Saranac Lake High School
Saranac Lake Central School Board members recently began taking a hard look at their 2012-13 spending plan under the new state-mandated tax levy cap and are faced with a $1.4 million revenue shortfall.
Assistant Superintendent for Business Dan Bower gave board members an updated budget preparation worksheet during their March 7 meeting, outlining the state’s allowable maximum tax levy increase with a simple majority vote of at least 50 percent. That number is $392,693, above the current tax levy of $18,295,387.
Voters can override any amount above that on May 15, but they would need a supermajority of at least 60 percent.

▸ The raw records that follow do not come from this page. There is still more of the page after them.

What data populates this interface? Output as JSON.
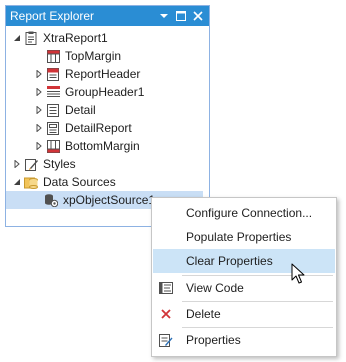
{
  "panel": {
    "title": "Report Explorer",
    "pin_icon": "pin-dropdown-icon",
    "maximize_icon": "maximize-icon",
    "close_icon": "close-icon"
  },
  "tree": {
    "root": "XtraReport1",
    "bands": [
      "TopMargin",
      "ReportHeader",
      "GroupHeader1",
      "Detail",
      "DetailReport",
      "BottomMargin"
    ],
    "styles": "Styles",
    "data_sources": "Data Sources",
    "data_source_item": "xpObjectSource1"
  },
  "context_menu": {
    "items": [
      {
        "label": "Configure Connection...",
        "icon": ""
      },
      {
        "label": "Populate Properties",
        "icon": ""
      },
      {
        "label": "Clear Properties",
        "icon": ""
      },
      {
        "label": "View Code",
        "icon": "view-code-icon"
      },
      {
        "label": "Delete",
        "icon": "delete-icon"
      },
      {
        "label": "Properties",
        "icon": "properties-icon"
      }
    ],
    "hovered": "Clear Properties"
  },
  "colors": {
    "titlebar": "#2a8dd4",
    "selection": "#c9def5",
    "menu_hover": "#cce4f7",
    "delete_red": "#d13438"
  }
}
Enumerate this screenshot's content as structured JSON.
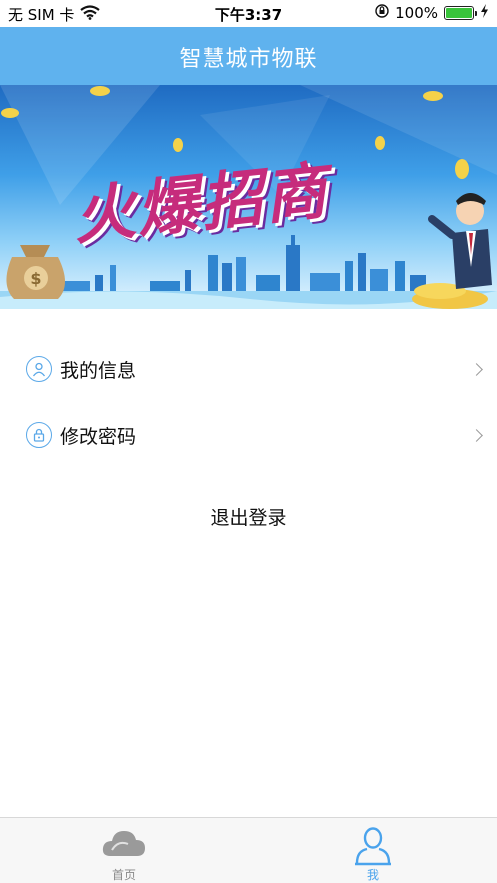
{
  "status_bar": {
    "carrier": "无 SIM 卡",
    "time": "下午3:37",
    "battery_percent": "100%",
    "battery_level": 1.0,
    "icons": [
      "wifi-icon",
      "orientation-lock-icon",
      "battery-icon",
      "charging-icon"
    ]
  },
  "nav": {
    "title": "智慧城市物联"
  },
  "banner": {
    "headline": "火爆招商"
  },
  "menu": {
    "items": [
      {
        "label": "我的信息",
        "icon": "user-icon"
      },
      {
        "label": "修改密码",
        "icon": "lock-icon"
      }
    ],
    "logout_label": "退出登录"
  },
  "tabs": [
    {
      "label": "首页",
      "icon": "cloud-icon",
      "active": false
    },
    {
      "label": "我",
      "icon": "person-icon",
      "active": true
    }
  ],
  "colors": {
    "nav_bg": "#5fb2ee",
    "accent": "#4aa3ec",
    "tab_inactive": "#8a8a8a",
    "battery_green": "#39c43b"
  }
}
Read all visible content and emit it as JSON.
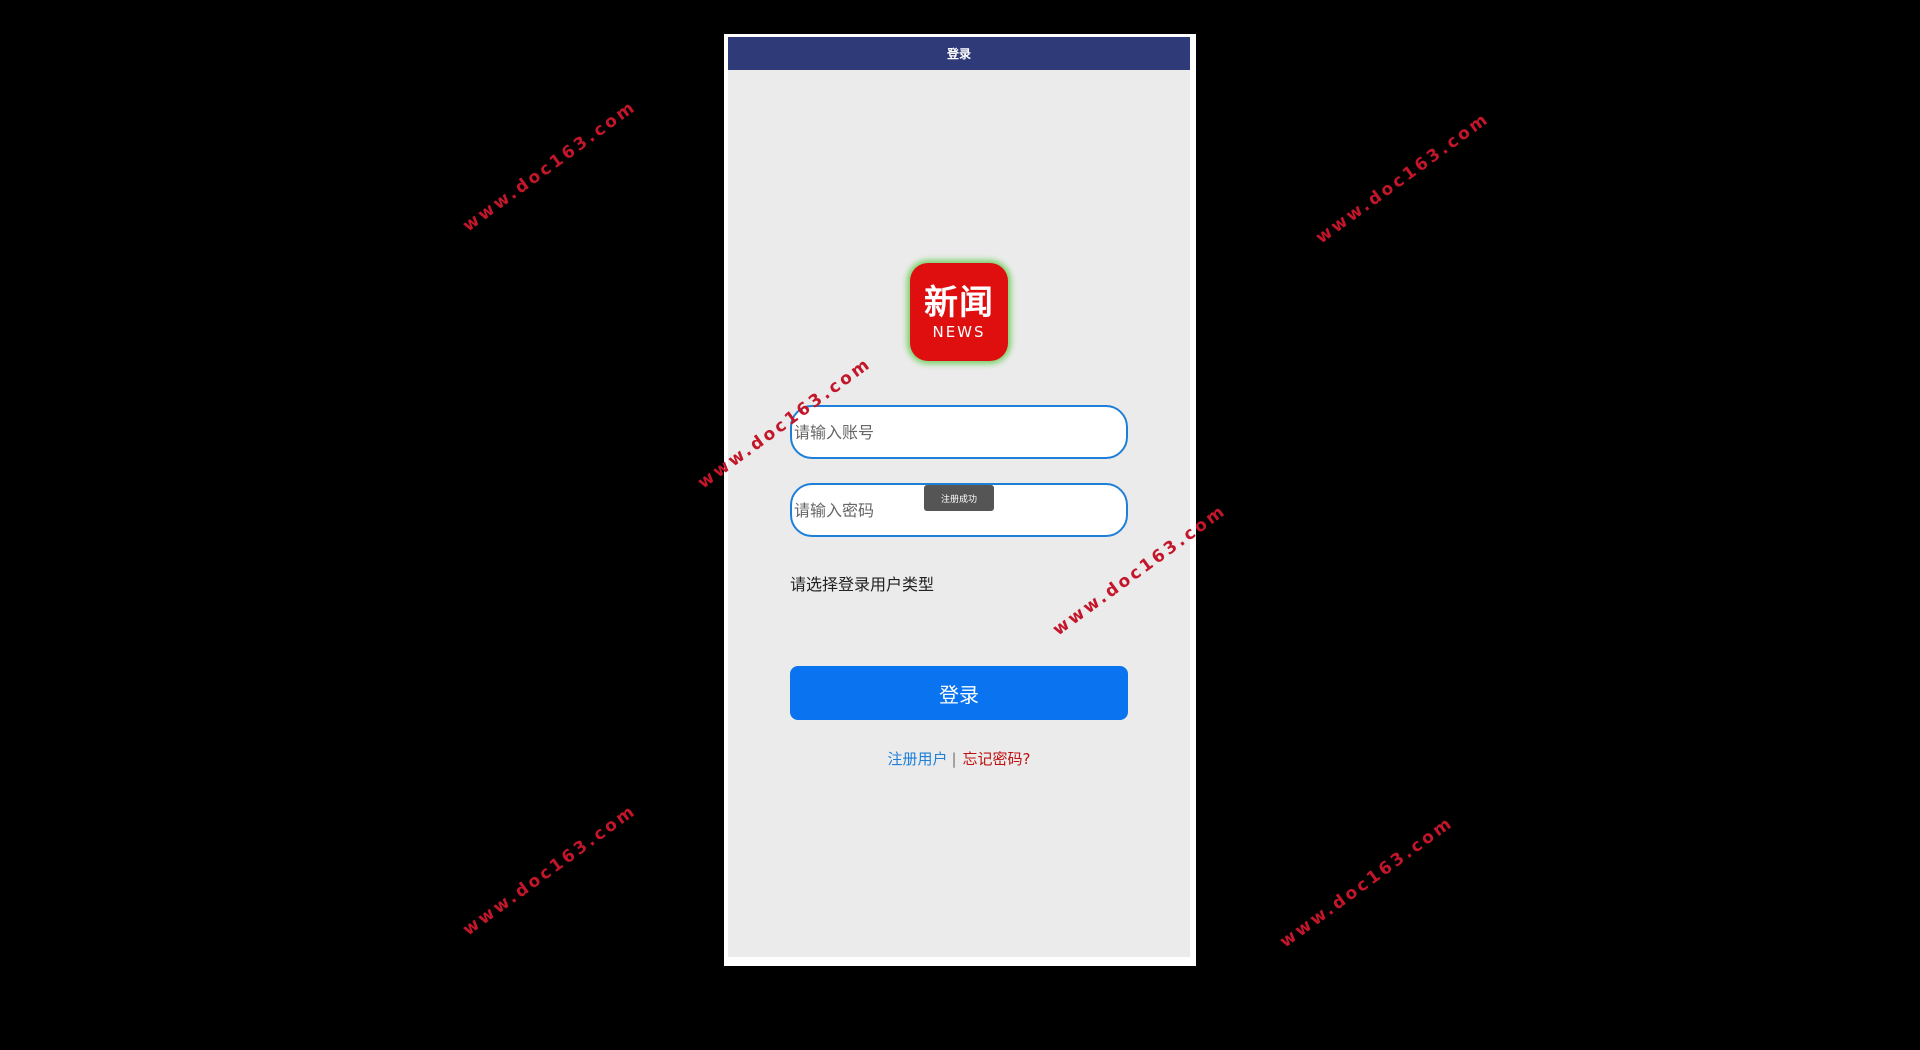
{
  "titlebar": {
    "title": "登录"
  },
  "logo": {
    "cn_text": "新闻",
    "en_text": "NEWS"
  },
  "form": {
    "account_placeholder": "请输入账号",
    "password_placeholder": "请输入密码",
    "user_type_label": "请选择登录用户类型",
    "login_button": "登录"
  },
  "toast": {
    "message": "注册成功"
  },
  "links": {
    "register": "注册用户",
    "separator": "|",
    "forgot": "忘记密码?"
  },
  "watermark": {
    "text": "www.doc163.com"
  },
  "colors": {
    "titlebar": "#2f3a78",
    "primary_button": "#0a73ef",
    "input_border": "#1e7fd8",
    "logo_bg": "#e00f0f",
    "forgot_link": "#c01010",
    "watermark": "#c4162a"
  }
}
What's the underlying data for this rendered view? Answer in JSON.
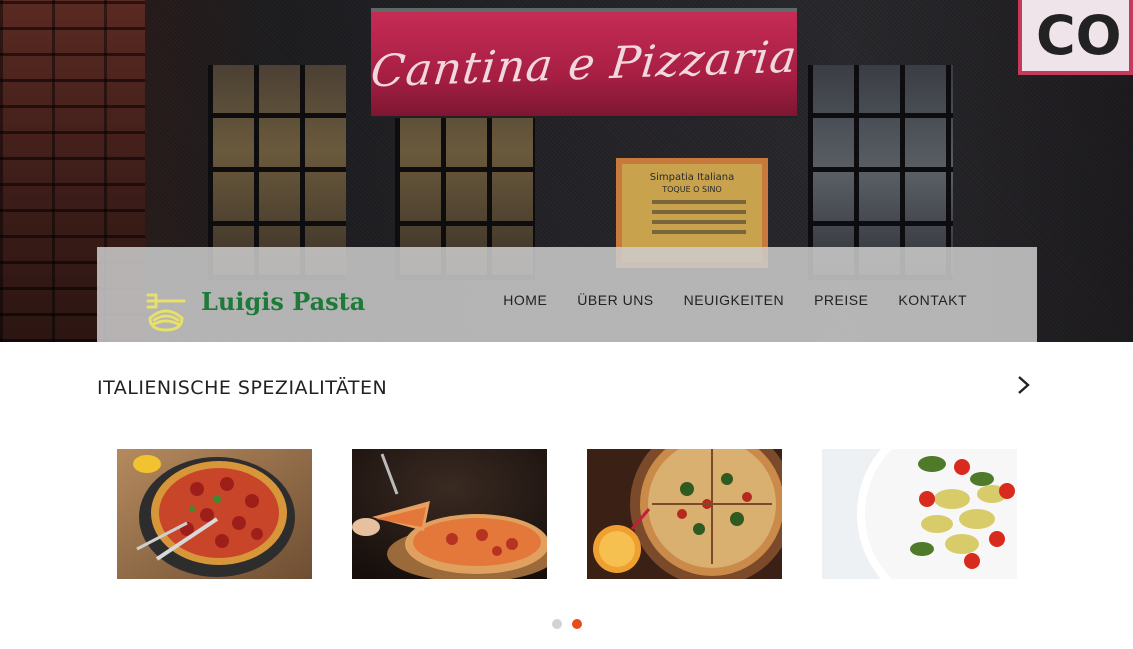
{
  "hero": {
    "sign_text": "Cantina e Pizzaria",
    "poster_title": "Simpatia Italiana",
    "poster_subtitle": "TOQUE O SINO",
    "corner_sign_text": "CO"
  },
  "header": {
    "brand_name": "Luigis Pasta",
    "logo_icon": "pasta-bowl-icon"
  },
  "nav": {
    "items": [
      {
        "label": "HOME"
      },
      {
        "label": "ÜBER UNS"
      },
      {
        "label": "NEUIGKEITEN"
      },
      {
        "label": "PREISE"
      },
      {
        "label": "KONTAKT"
      }
    ]
  },
  "section": {
    "title": "ITALIENISCHE SPEZIALITÄTEN",
    "next_icon": "chevron-right-icon"
  },
  "carousel": {
    "images": [
      {
        "subject": "pepperoni-pizza"
      },
      {
        "subject": "pizza-slice-lift"
      },
      {
        "subject": "pizza-with-drink"
      },
      {
        "subject": "pasta-salad"
      }
    ],
    "page_count": 2,
    "active_page": 2
  },
  "colors": {
    "brand_green": "#1f7a3a",
    "logo_yellow": "#e7e06a",
    "dot_active": "#e84c1a",
    "dot_inactive": "#d3d3d3"
  }
}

At this stage in the budget process, there is an estimated $26,556,386 in revenue and $28,394,257 in expenses for 2012-13, requiring a tax levy increase of $1,837,871. By subtracting the allowable tax levy increase — $392,693 — school officials are left with a $1,445,178 revenue shortfall.

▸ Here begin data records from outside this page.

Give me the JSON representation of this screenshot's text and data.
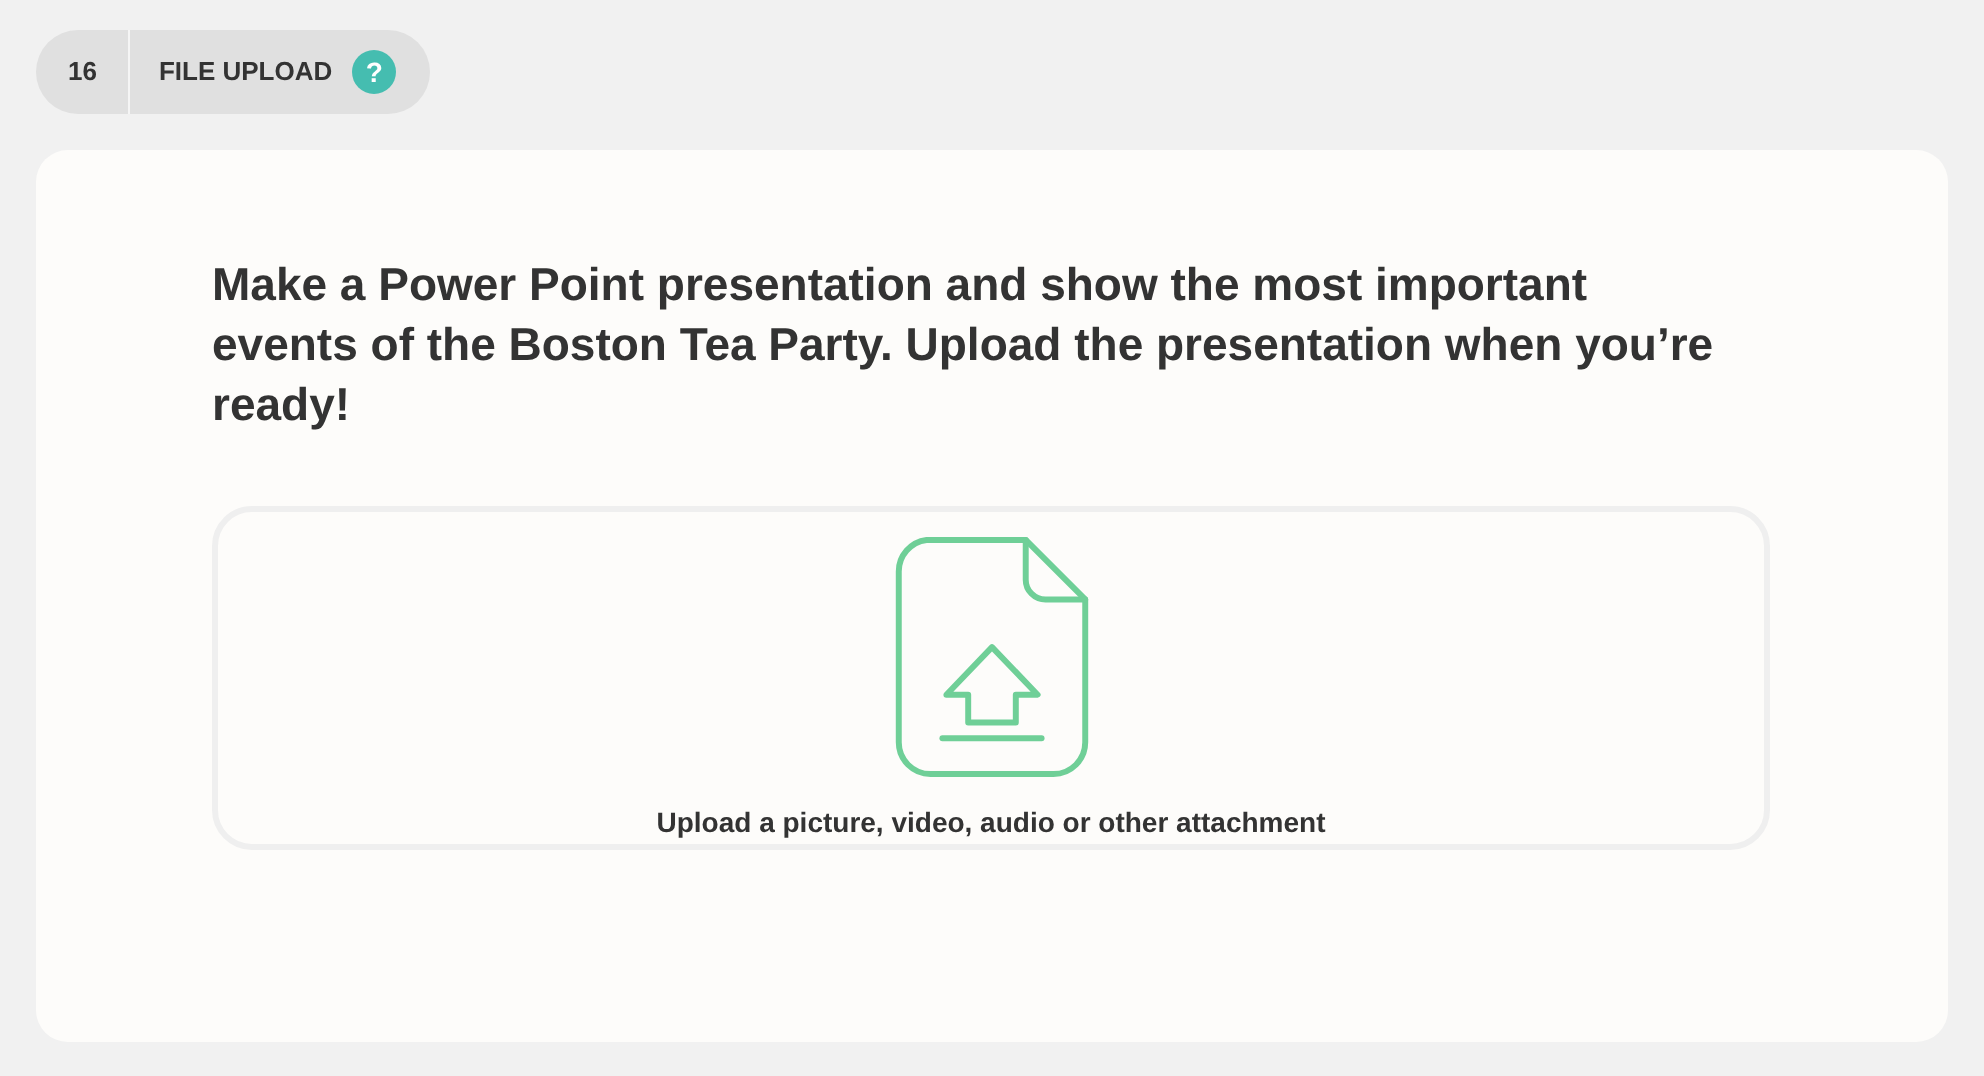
{
  "header": {
    "number": "16",
    "title": "FILE UPLOAD",
    "help": "?"
  },
  "question": "Make a Power Point presentation and show the most important events of the Boston Tea Party. Upload the presentation when you’re ready!",
  "dropzone": {
    "label": "Upload a picture, video, audio or other attachment"
  }
}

The allowable increase represents a jump of 2.146-percent, which is determined using the state’s tax cap formula, which is based at 2-percent and then considers exemptions and other factors when determining the cap total.
The school has to find a combination of cuts and added revenue to make up that amount.
While School Board members did not discuss any cuts at their March 7 meeting, Bower offered a few ways the district can achieve $543,000 in savings:
•lower health insurance rates, $263,000;
•UPK mid-day transportation, $70,000;
•field trips, $20,000;
•music teacher retirement, $50,000;
•garage restructuring, $50,000;
•business office clerical reduction, $35,000;
•indoor track cut, $9,000;
•in-house projects, $30,000;
•and facilities subs, $16,000.
Bower also suggested using an additional $200,000 from the fund balance (revenue previously saved for emergency situations). If all his suggestions were adopted, that would still leave a shortfall of $702,178 for the School Board to cut.
Vermontville resident Shir Filler made a plea to School Board members March 7 to reinstate a full-time librarian at the Bloomingdale Elementary School, where her child attends classes. Right now the school has a part-time librarian.
“Information literacy can make the difference in a student’s success in college and in the workforce, and librarians are information experts,” Filler said. “As an English instructor at North Country Community College, I see every day the results of reducing schooling to reading and math worksheets, with no opportunity for authentic inquiry.”
Many colleges only require one semester of English composition, and Filler asserted that this is not enough to catch many up to the college level.
“Often this means that students fail class, and too often that means they drop out of college,” Filler said. “Starting in elementary school with information and technological literacy — taught by a good librarian — could change this scenario.”
School Board members did not respond to Filler’s request. They were set to meet again March 21 to further discuss the budget.